"Calvin Franz is dead," she said. "I think someone threw him out of an airplane."


The past, which meant the army. Calvin Franz had been an MP and Reacher's exact contemporary and pretty much his equal all the way through his thirteen years of service. They had met here and there in the way that brother officers often tended to, rubbing shoulders in different parts of the world for a day or two at a time, consulting on the phone, crossing paths when two or more investigations had tangled or collided. Then they had done a serious spell together in Panama. Quality time. It had been very short but very intense, and they had seen things in each other that left them feeling more like real brothers than brother officers. After Reacher had been rehabilitated from his temporary demotion disgrace and given the special investigations operation to build, Franz's name had been near the top of his personnel wish list. They had spent the next two years together in a real unit-within-a-unit hothouse. They had become fast friends. Then as often happened in the army, new orders had come in and the special operation had been disbanded and Reacher had never seen Franz again.

Until that moment, in an autopsy photograph punched into a three-ring binder laid flat on a sticky laminate table in a cheap diner.

In life Franz had been smaller than Reacher but bigger than most other people. Maybe six-three and two-ten. Powerful upper body, low waist, short legs. Primitive, in a way. Like a caveman. But overall he had been reasonably handsome. He had been calm, resolute, capable, relaxing to be around. His manner had tended to reassure people.

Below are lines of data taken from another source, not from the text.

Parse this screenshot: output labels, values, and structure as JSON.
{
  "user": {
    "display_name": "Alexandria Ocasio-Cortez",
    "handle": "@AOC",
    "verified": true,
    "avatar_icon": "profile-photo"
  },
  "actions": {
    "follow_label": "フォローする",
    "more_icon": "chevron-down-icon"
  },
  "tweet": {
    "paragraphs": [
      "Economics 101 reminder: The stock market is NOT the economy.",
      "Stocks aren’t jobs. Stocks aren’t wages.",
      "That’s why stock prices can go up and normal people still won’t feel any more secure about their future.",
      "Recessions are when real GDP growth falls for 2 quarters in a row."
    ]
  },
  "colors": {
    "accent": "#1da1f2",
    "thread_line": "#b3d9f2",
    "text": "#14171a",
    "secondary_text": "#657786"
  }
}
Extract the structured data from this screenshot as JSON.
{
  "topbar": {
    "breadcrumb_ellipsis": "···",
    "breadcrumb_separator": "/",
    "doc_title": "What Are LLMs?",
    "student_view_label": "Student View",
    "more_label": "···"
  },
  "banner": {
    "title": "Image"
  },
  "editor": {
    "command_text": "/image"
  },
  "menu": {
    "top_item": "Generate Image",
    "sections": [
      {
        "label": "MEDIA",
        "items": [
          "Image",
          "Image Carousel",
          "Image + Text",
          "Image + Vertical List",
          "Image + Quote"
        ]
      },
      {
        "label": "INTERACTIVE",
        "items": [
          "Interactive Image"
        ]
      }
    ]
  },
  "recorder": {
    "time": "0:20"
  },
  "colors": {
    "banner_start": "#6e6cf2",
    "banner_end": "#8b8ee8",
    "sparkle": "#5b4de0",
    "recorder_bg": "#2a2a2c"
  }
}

Hot Series
» Unfinished Hero series
» Colorado Mountain series
» Chaos series
» The Sinclairs series
» The Young Elites series
» Billionaires and Bridesmaids series
» Just One Day series
» Sinners on Tour series
» Manwhore series
» This Man series
» One Night series
» Fixed series
Most Popular
» A Thousand Letters
» Wasted Words
» My Not So Perfect Life
» Caraval (Caraval #1)
» The Sun Is Also a Star
» Everything, Everything
» Devil in Spring (The Ravenels #3)
» Marrying Winterborne (The Ravenels #2)
» Cold-Hearted Rake (The Ravenels #1)
» Norse Mythology